High level summary: Everything that we try can be thought of as a “test” or “audition” for it to be in our lives, and it’s okay if certain things don’t work out. By letting one thing in, it means that we are not letting in everything else, so we should be picky about what we let in.
I’ve recently been thinking about things that I have tried and failed at…or at least things that haven’t worked out the way I had planned or hoped. I tend to have a lot of these, as I imagine most others also do.
Throughout the course of time, we try many things – some work, and some don’t. Some play out out in unexpectedly good ways, and others that we thought would have worked, don’t work out at all.

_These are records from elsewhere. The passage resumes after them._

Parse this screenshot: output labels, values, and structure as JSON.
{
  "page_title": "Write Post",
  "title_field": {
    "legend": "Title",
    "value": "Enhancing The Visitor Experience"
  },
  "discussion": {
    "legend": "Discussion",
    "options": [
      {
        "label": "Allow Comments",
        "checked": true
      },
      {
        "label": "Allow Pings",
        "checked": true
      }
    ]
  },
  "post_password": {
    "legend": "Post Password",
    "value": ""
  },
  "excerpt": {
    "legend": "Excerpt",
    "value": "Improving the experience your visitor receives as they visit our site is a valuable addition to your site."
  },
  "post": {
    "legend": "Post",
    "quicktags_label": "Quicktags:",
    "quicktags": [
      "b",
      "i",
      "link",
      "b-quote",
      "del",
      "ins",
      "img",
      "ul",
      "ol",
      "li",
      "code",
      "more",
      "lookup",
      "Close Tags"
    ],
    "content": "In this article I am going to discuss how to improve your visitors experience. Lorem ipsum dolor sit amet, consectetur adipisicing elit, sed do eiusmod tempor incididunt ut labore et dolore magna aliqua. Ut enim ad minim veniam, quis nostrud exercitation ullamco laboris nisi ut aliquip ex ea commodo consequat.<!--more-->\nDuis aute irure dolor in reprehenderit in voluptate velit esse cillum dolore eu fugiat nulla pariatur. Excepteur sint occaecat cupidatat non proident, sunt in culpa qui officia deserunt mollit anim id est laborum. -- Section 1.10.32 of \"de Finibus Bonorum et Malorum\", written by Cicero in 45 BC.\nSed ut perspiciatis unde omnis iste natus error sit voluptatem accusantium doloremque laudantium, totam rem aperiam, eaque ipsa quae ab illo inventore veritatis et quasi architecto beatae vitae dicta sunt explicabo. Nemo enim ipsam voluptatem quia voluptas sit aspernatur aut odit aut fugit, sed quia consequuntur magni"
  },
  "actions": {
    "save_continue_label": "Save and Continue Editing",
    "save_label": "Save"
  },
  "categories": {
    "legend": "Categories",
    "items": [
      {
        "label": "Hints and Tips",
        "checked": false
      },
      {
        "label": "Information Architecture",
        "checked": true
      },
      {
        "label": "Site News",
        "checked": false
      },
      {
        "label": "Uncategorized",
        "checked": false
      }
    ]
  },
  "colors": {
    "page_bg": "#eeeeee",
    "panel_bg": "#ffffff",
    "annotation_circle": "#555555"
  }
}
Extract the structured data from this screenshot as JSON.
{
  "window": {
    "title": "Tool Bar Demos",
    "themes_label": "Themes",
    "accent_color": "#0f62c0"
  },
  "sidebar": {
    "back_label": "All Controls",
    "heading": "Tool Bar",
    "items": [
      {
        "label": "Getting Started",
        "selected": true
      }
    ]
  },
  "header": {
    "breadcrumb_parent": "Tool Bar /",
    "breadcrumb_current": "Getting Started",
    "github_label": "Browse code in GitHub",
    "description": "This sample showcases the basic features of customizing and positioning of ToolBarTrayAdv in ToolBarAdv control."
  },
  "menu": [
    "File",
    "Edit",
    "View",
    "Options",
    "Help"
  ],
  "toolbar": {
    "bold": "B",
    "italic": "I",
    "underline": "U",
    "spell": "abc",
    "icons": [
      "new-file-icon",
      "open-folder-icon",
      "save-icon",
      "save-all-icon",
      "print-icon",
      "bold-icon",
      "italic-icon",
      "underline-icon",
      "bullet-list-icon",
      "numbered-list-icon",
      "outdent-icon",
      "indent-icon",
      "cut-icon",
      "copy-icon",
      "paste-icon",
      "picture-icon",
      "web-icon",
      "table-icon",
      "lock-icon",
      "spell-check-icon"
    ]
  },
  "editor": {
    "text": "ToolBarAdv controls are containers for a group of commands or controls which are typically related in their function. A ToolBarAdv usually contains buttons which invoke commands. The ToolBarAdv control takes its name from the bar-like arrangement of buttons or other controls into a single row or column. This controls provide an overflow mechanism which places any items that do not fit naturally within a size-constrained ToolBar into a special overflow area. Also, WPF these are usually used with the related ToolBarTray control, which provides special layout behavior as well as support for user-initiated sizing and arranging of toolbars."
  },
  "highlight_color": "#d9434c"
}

It’s easy to think of these things as “failures.” I often feel like that in my case – whenever something doesn’t work out with a project, person, friendship, experience, or something else, I feel a profound sense of loss and sadness. I often start wondering why it went wrong, what I could have done differently, and why I did what I did. I question if it was my fault.
But as I’ve thought about it, maybe that isn’t the case. All of these “trials” are like auditions in different aspects of life (and not us auditioning for things, but rather, auditions for these things to be present in our lives). Each “audition” provides us with information on what does and does not work for us, and gives us valuable data points for future decision-making.
Ultimately, it is all part of the process of figuring out what belongs in our lives – that is, what deserves our effort and mental space. Every single thing that we let in means that we don’t let in the whole universe of other alternatives. That means that we should be picky, because by saying yes to one thing, we are saying no to everything else.
And so maybe we should be thankful for, rather than sad about, the things that don’t work out. They save us time and effort.
Think of all of the things that we try, people we interact with, as auditions, not failures on our end. They are simply auditioning to be in our lives – and some will pass, while the majority will not. And that’s okay.